Warsaw, 21 April 1983

Jewish Hisorical Institute
Gen. K. Świerczewski Avenue 79

In connection with my account and request to your Institute which I sent in 1978, I am hereby sending additional data which I came across by accident.

Being the one of the last witnesses, I feel a moral obligation to testify the truth and honor a man who was brave enough to help the people from the ghetto and who paid with his life for it, having been hanged on the ghetto’s walls in Białystok.

I do not know the details concerning Kazimierz Popławski’s activities in the Warsaw ghetto and in the city during the occupation, and I do not know the exact nature of the process of extracting the Jews from the Białystok ghetto and transporting them in the direction of Warsaw. During the occupation, nobody asked about such things, nobody probed into these matters nor discussed them even in their inner circle. Everybody had their own conspiratorial secrets. Strict confidence was a matter of life and death – and death it was that one faced if they gave anything away. I do not even know what name he used crossing the border between the General Government and Western Prussia in Małkinia.

During the occupation, my parents, Stanisław and Sabina Zarzecki, lived in Starosielce (at that time located three kilometers from downtown Białystok). They knew Mr. Popławski through family connections and because of that there was a mutual trust between them. He would stop at their place to “take a breath” before taking the leap behind the walls of the Białystok ghetto. I barely need to tell you how difficult an enterprise this was because thick volumes have already been written about the occupation-period terror in Białystok, in the heavily guarded ghetto and in the Białystok area, during the reign of Koch and Machkell.

The great technical, physical, and psychological difficulty of the operation of extracting people of more or less Semitic appearance and getting them across the General Government border in Małkinia is illustrated by the fact that, after he came to our place, Popławski would rest for two or three days, lying on the bed in his clothes. He would barely talk for days… Apparently, he was waiting for my father’s signal. It was only during his final stay with us that he said that he was scared, that he did not want to go there but he had to because he had made a promise to somebody, and that if he pulled this one off, he would return to us… And it was on that occasion that he did not return.
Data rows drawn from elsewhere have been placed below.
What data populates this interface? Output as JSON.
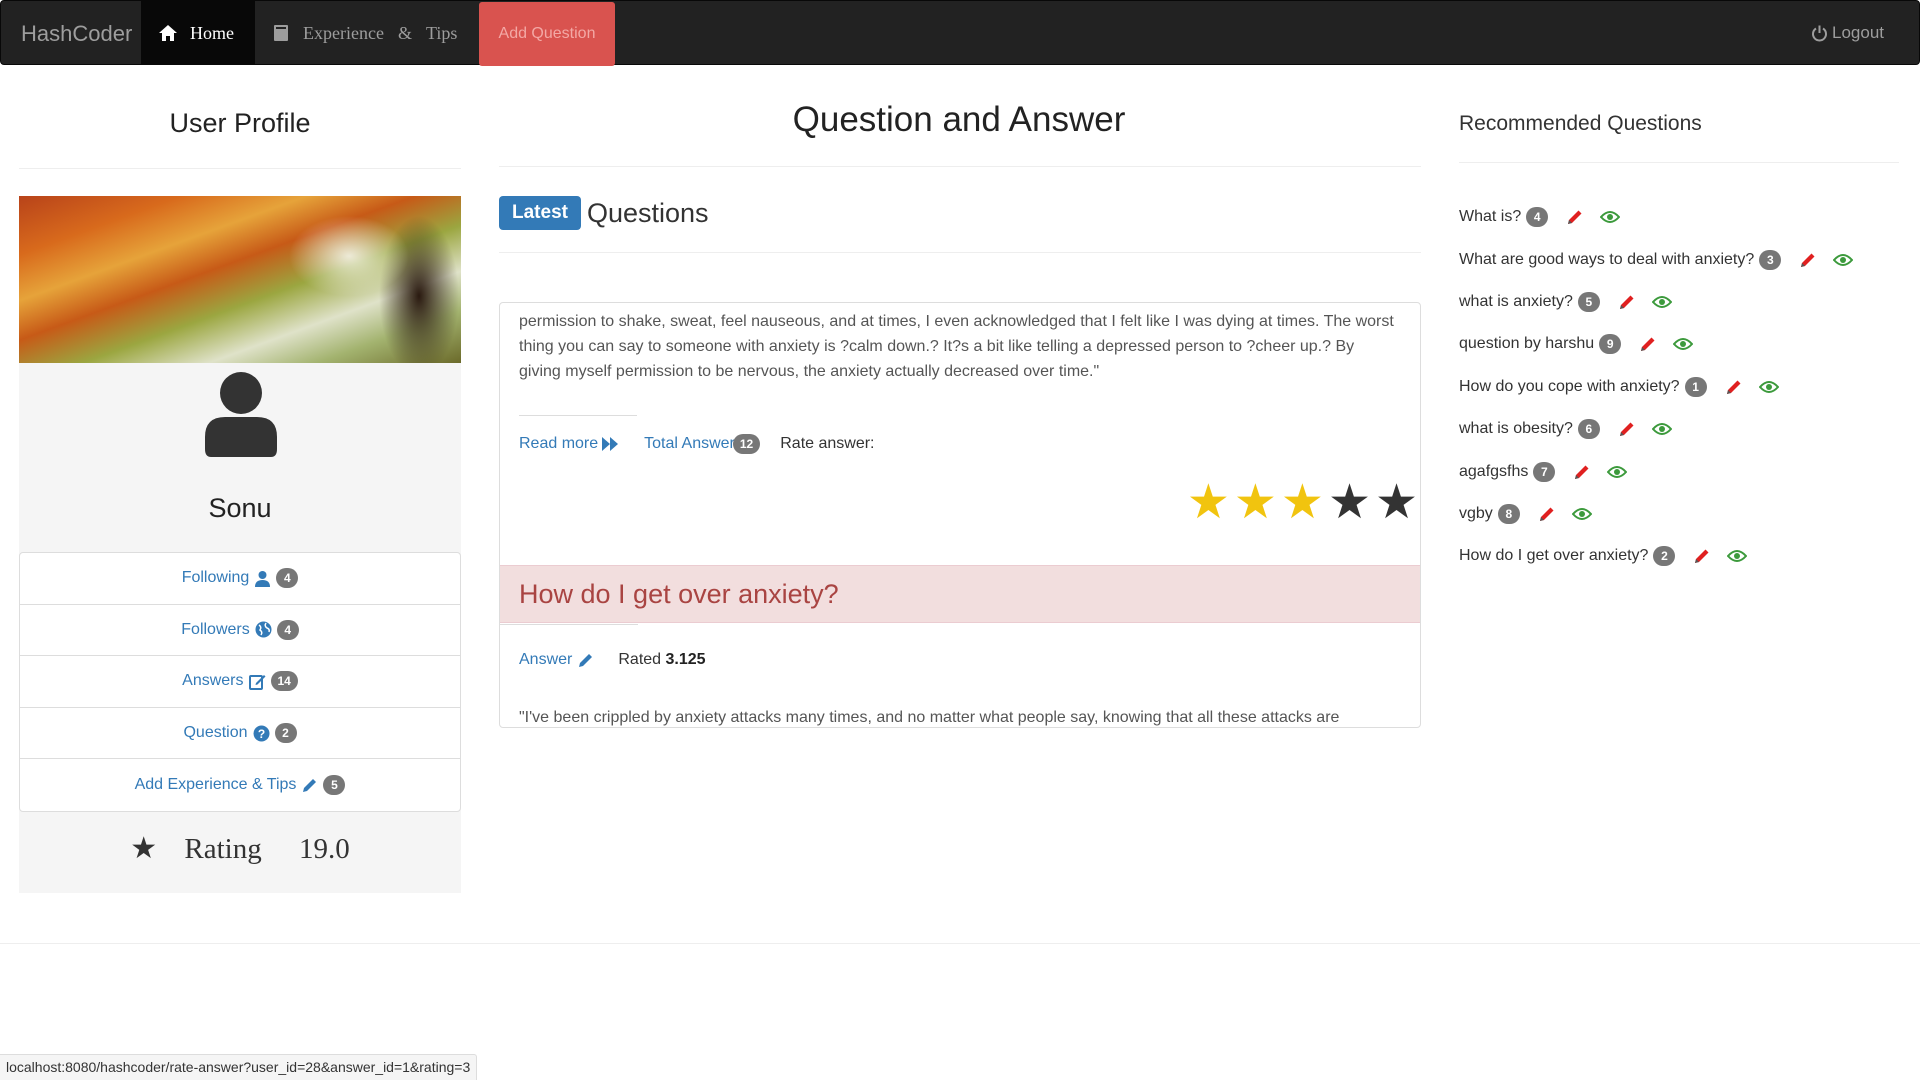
{
  "nav": {
    "brand": "HashCoder",
    "home": "Home",
    "experience_parts": [
      "Experience",
      "&",
      "Tips"
    ],
    "add_question": "Add Question",
    "logout": "Logout"
  },
  "profile": {
    "heading": "User Profile",
    "name": "Sonu",
    "stats": [
      {
        "label": "Following",
        "icon": "user-icon",
        "count": "4"
      },
      {
        "label": "Followers",
        "icon": "globe-icon",
        "count": "4"
      },
      {
        "label": "Answers",
        "icon": "edit-square-icon",
        "count": "14"
      },
      {
        "label": "Question",
        "icon": "question-circle-icon",
        "count": "2"
      },
      {
        "label": "Add Experience & Tips",
        "icon": "pencil-icon",
        "count": "5"
      }
    ],
    "rating_label": "Rating",
    "rating_value": "19.0"
  },
  "main": {
    "title": "Question and Answer",
    "latest_label": "Latest",
    "latest_text": "Questions",
    "answer_cut_line": "permission to shake, sweat, feel nauseous, and at times, I even acknowledged that I felt like I was dying at times. The worst",
    "answer_text": "permission to shake, sweat, feel nauseous, and at times, I even acknowledged that I felt like I was dying at times. The worst thing you can say to someone with anxiety is ?calm down.? It?s a bit like telling a depressed person to ?cheer up.? By giving myself permission to be nervous, the anxiety actually decreased over time.\"",
    "read_more": "Read more",
    "total_answer": "Total Answer",
    "total_answer_count": "12",
    "rate_answer": "Rate answer:",
    "rating_stars": 3,
    "rating_stars_max": 5,
    "star_colors": {
      "filled": "#f1c40f",
      "empty": "#333333"
    },
    "question_heading": "How do I get over anxiety?",
    "answer_link": "Answer",
    "rated_label": "Rated",
    "rated_value": "3.125",
    "answer_preview": "\"I've been crippled by anxiety attacks many times, and no matter what people say, knowing that all these attacks are"
  },
  "recommended": {
    "heading": "Recommended Questions",
    "items": [
      {
        "text": "What is?",
        "count": "4"
      },
      {
        "text": "What are good ways to deal with anxiety?",
        "count": "3"
      },
      {
        "text": "what is anxiety?",
        "count": "5"
      },
      {
        "text": "question by harshu",
        "count": "9"
      },
      {
        "text": "How do you cope with anxiety?",
        "count": "1"
      },
      {
        "text": "what is obesity?",
        "count": "6"
      },
      {
        "text": "agafgsfhs",
        "count": "7"
      },
      {
        "text": "vgby",
        "count": "8"
      },
      {
        "text": "How do I get over anxiety?",
        "count": "2"
      }
    ]
  },
  "status_url": "localhost:8080/hashcoder/rate-answer?user_id=28&answer_id=1&rating=3"
}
We only learned a few days later that Poles who had been helping the Jews were hanged on the walls of the ghetto – as a warning sign to others.

I believe that the Historical Commission should be in possession of some information and accounts pertaining to which of the Poles were hanged on the walls of the Białystok ghetto in 1943 and under what names.

Residing in the disability pensioners house on Świerkowa Street in Białystok is Stefania Włostowska, my 78-year-old first cousin, a person from the network of generous people, who also selflessly sheltered Kazimierz Popławski and those whom he had extracted from the ghetto. He would send them on a train to Szepietowo, to the Włostowscy’s place, and put them up in the house and the barn. They were anxious, sick, emaciated, and maltreated people. They had to be fed, there being literally a piece of bread and some potatoes to go round, and this was not a farm but a trainman’s house with a potato patch. The wait for a signal from other people in the network and for a proper train to Małkinia typically lasted a couple of days, at which point you would then run in a split second and get on a train operated by a trusted crew, from the manager to the engine driver.

I am categorically stating that neither my father, an engine driver, nor my cousin Stefania Włostowska received any financial remuneration, seeing what they did as basic human decency.

I do not know if Kazimierz Popławski received any money, nor do I know the reason why he did all this and who commissioned him, but I know that he died a tragic death for it. I also know that during the occupation getting people across the border and hiding them took not only a lot of money but also uncommon valor.

I came across Adolf Rudnicki’s book Żywe i martwe morze accidentally. In Złote okna (chapter 12, p. 13), I found a likely hint that ‚Staś Szklany’ is Kazimierz Popławski, “a man you felt you could trust”. The description of this man, the circumstances he was in, and family memories prove that it is him and his actions that Adolf Rudnicki writes about. What the author writes about him in Złote okna is a testimony to the uncommon generosity of this man, for whom not just money but common friendship and solidarity were important.

To conclude, I would like to add that the “feisty brunette” whom Rudnicki mentions, and who undoubtedly helped Popławski in getting people across the border, waited in vain for another month in the Szepietowo house of Włostowscy, fooling herself and struggling to come to terms with the fact that the “master smuggler” had been busted by the Gestapo and would not return. He did not get this batch across the border because he died himself.

I believe that this man’s deeds and his terrible death should be the subject of some historical study that would use his real name: Kazimierz Popławski, b. 1902 in Jabłonna near Warsaw, secondary education, a driver by trade.

Wanda Klimkowa